normalcy and support whatever local agencies need us to do, so it's
kind of a different role," said Cloutier, who, as the division
operations officer on the last rotation, learned of the homeland
mission a few months ago while they were still in Iraq.
brigade elements will be on call around the clock, during which time
they'll do their regular marksmanship, gunnery and other deployment
training. That's because the unit will continue to train and reset for
the next deployment, even as it serves in its CCMRF mission.
personnel be needed at an earthquake in California, for example, all or
part of the brigade could be scrambled there, depending on the extent
of the need and the specialties involved.
Other branches included
The active Army's new dwell-time mission is part of a NorthCom and DOD response package.
soldiers will be part of a force that includes elements from other
military branches and dedicated National Guard Weapons of Mass
Destruction-Civil Support Teams.
A final mission rehearsal
exercise is scheduled for mid-September at Fort Stewart and will be run
by Joint Task Force Civil Support, a unit based out of Fort Monroe,
Va., that will coordinate and evaluate the interservice event.
addition to 1st BCT, other Army units will take part in the two-week
training exercise, including elements of the 1st Medical Brigade out of
Fort Hood, Texas, and the 82nd Combat Aviation Brigade from Fort Bragg,
There also will be Air Force engineer and medical units, the
Marine Corps Chemical, Biological Initial Reaction Force, a Navy
weather team and members of the Defense Logistics Agency and the
Defense Threat Reduction Agency.
One of the things Vogler said they'll be looking at is communications capabilities between the services.
is a concern, and we're trying to check that and one of the ways we do
that is by having these sorts of exercises.

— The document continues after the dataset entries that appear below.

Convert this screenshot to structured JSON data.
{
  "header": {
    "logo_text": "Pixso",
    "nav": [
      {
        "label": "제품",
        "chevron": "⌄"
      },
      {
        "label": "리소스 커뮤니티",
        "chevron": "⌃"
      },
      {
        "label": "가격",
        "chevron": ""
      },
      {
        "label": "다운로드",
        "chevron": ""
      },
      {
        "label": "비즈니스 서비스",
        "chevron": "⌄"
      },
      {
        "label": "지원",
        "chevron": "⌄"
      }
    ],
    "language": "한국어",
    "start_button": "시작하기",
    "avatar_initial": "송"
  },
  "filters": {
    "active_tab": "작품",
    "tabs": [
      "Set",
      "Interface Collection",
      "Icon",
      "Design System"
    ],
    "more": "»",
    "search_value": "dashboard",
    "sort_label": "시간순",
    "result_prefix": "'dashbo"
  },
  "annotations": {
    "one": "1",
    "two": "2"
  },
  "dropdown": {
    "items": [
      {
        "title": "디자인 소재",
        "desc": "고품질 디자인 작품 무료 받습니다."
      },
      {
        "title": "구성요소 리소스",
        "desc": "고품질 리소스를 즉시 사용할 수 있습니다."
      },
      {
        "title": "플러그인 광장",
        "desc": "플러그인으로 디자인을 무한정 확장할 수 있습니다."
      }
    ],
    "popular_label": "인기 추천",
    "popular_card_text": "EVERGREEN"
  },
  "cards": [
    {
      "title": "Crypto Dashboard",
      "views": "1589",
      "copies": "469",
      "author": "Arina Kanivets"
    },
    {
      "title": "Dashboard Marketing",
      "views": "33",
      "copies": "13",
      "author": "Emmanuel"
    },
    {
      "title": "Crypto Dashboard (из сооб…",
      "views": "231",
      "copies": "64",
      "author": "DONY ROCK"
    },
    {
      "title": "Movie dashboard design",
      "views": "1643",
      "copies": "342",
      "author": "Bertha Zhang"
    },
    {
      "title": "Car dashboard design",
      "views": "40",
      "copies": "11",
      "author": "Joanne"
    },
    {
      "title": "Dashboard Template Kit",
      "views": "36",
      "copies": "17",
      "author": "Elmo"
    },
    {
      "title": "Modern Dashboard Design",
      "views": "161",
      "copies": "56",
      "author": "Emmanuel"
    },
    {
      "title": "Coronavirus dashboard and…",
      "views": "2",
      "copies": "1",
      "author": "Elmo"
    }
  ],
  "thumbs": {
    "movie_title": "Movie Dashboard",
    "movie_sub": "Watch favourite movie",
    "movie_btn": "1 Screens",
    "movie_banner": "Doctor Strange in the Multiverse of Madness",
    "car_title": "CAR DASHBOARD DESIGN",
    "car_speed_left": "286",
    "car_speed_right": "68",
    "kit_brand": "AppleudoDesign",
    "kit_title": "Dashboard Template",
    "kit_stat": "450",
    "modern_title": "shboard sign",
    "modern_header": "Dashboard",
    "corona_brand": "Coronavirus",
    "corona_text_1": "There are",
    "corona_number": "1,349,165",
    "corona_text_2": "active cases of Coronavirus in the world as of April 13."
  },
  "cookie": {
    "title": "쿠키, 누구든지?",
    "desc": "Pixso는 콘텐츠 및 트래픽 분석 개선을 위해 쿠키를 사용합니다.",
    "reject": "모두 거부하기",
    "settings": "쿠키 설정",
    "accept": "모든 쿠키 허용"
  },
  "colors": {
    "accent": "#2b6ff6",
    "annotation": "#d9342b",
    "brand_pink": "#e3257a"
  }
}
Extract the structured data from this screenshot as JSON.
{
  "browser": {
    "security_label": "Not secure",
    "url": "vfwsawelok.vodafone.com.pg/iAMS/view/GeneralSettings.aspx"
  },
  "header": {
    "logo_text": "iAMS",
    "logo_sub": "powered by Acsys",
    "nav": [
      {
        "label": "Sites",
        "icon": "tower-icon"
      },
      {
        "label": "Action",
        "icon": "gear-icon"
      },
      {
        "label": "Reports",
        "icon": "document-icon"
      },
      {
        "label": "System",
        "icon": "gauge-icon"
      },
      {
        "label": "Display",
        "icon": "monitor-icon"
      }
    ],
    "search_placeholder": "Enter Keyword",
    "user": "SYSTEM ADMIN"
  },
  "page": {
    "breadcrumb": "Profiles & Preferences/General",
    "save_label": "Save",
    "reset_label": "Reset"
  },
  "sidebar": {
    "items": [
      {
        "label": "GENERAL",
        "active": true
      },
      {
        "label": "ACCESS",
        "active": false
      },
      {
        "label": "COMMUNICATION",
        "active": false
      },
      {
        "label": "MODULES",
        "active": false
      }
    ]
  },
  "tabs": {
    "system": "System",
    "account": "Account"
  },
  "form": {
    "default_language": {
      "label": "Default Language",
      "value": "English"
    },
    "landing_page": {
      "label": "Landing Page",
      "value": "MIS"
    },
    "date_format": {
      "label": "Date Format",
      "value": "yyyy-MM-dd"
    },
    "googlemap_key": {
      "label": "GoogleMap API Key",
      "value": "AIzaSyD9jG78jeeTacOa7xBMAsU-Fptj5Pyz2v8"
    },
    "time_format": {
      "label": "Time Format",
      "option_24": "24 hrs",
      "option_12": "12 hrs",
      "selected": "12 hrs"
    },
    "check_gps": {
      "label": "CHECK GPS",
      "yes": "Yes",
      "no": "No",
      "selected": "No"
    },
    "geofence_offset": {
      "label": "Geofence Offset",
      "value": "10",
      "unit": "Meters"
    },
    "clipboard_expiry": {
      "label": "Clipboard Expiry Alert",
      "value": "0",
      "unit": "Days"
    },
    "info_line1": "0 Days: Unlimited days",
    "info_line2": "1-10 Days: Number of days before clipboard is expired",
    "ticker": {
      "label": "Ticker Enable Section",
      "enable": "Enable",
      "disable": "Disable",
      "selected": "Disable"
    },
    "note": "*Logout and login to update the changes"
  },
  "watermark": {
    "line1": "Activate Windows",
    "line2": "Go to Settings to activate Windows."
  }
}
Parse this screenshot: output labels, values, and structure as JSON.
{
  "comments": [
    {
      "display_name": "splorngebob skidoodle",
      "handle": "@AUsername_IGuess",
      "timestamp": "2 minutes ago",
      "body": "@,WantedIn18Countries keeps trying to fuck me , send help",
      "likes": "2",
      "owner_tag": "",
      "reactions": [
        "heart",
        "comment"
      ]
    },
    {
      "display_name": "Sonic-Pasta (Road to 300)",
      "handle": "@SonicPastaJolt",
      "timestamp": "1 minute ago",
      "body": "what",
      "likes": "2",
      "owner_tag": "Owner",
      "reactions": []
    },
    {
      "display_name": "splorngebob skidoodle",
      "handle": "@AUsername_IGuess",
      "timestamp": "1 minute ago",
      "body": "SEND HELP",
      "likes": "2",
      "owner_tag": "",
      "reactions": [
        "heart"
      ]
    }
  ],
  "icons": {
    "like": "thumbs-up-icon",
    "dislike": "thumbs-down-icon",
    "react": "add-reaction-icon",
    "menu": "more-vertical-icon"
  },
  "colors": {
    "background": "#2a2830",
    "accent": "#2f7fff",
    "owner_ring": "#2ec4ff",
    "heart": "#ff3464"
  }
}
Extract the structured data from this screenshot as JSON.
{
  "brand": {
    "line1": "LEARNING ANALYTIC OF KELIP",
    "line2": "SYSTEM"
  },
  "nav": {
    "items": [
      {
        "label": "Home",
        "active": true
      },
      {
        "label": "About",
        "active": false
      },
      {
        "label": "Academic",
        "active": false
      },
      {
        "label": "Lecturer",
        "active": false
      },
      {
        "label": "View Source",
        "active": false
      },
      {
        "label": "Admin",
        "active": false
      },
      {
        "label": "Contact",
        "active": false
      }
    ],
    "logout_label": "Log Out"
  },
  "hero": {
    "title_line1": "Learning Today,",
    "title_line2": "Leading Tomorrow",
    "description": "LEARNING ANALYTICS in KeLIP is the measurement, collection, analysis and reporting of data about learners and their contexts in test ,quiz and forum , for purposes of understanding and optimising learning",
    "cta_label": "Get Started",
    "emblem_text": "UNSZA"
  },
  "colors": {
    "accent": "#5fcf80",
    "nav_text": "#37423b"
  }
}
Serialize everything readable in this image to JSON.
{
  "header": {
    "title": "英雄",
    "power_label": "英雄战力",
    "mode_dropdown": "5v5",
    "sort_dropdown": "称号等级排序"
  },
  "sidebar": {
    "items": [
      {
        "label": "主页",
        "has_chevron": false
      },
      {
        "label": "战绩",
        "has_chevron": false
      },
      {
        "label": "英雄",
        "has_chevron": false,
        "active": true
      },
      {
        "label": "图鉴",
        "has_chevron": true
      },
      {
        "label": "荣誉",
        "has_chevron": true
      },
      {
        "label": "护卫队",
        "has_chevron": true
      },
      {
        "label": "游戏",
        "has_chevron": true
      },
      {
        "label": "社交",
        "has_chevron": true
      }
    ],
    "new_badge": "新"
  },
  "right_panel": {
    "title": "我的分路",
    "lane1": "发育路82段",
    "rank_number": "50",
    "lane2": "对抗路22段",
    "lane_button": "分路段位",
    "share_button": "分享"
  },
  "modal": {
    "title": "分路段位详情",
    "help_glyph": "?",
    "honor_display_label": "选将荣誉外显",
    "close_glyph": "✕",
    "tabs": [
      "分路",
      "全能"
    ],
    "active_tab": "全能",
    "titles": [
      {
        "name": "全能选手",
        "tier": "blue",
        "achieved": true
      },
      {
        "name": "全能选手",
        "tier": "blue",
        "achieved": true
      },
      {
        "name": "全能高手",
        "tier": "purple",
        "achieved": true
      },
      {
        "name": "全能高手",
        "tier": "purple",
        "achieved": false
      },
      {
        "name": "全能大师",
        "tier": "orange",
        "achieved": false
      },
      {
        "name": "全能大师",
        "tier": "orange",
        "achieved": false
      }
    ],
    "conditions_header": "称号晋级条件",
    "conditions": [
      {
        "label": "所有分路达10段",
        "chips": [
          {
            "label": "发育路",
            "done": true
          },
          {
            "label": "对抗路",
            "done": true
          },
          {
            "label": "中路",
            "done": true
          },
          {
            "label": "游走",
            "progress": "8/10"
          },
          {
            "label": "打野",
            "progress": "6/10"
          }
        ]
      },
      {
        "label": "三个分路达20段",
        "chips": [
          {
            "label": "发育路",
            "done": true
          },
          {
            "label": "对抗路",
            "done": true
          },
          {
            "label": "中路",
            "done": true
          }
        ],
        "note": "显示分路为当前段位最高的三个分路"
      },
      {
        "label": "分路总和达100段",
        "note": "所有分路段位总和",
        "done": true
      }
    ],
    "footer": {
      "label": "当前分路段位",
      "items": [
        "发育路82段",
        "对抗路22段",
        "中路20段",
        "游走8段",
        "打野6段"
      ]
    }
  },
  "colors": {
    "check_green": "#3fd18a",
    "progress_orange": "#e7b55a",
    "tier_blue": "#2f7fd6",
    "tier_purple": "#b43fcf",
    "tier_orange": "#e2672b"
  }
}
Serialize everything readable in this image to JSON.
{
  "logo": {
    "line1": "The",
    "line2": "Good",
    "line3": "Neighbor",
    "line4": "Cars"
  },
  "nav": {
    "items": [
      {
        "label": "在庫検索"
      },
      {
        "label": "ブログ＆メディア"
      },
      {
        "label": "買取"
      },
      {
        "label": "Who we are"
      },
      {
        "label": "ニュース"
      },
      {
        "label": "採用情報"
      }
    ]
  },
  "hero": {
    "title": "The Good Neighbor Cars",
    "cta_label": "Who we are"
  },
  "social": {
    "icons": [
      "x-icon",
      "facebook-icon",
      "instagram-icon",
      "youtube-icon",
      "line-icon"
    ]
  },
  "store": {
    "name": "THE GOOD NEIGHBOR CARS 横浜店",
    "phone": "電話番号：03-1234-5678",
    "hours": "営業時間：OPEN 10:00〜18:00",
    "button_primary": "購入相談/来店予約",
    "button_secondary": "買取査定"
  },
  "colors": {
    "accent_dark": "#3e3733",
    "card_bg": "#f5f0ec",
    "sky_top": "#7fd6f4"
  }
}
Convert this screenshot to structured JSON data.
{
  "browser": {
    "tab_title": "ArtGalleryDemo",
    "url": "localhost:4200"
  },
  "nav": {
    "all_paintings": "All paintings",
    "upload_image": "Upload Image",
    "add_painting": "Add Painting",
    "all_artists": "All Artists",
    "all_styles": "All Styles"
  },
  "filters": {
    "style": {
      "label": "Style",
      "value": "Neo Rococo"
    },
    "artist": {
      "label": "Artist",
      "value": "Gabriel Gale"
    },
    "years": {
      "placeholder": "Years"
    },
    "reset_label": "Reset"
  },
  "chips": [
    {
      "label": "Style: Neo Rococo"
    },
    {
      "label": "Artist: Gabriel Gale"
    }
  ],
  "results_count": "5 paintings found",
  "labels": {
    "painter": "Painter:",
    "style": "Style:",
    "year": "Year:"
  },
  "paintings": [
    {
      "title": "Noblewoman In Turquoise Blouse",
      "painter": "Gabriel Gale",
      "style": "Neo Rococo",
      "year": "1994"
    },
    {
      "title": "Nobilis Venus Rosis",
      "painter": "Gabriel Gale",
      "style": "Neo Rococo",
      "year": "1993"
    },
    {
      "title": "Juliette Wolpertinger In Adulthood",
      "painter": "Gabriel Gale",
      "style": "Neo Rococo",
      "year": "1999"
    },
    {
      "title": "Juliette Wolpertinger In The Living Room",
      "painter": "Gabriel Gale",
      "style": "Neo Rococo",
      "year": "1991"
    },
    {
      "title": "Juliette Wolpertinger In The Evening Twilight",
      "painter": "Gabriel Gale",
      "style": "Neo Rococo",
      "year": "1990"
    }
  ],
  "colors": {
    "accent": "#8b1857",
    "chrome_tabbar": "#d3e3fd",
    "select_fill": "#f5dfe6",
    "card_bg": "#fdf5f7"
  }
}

Leading up to this, we are
going to rehearse and set up some of the communications systems to make
sure we have interoperability," he said.
"I don't know what
America's overall plan is -- I just know that 24 hours a day, seven days
a week, there are soldiers, sailors, airmen and Marines that are
standing by to come and help if they're called," Cloutier said. "It
makes me feel good as an American to know that my country has dedicated
a force to come in and help the people at home."
Thanks to Chris Bray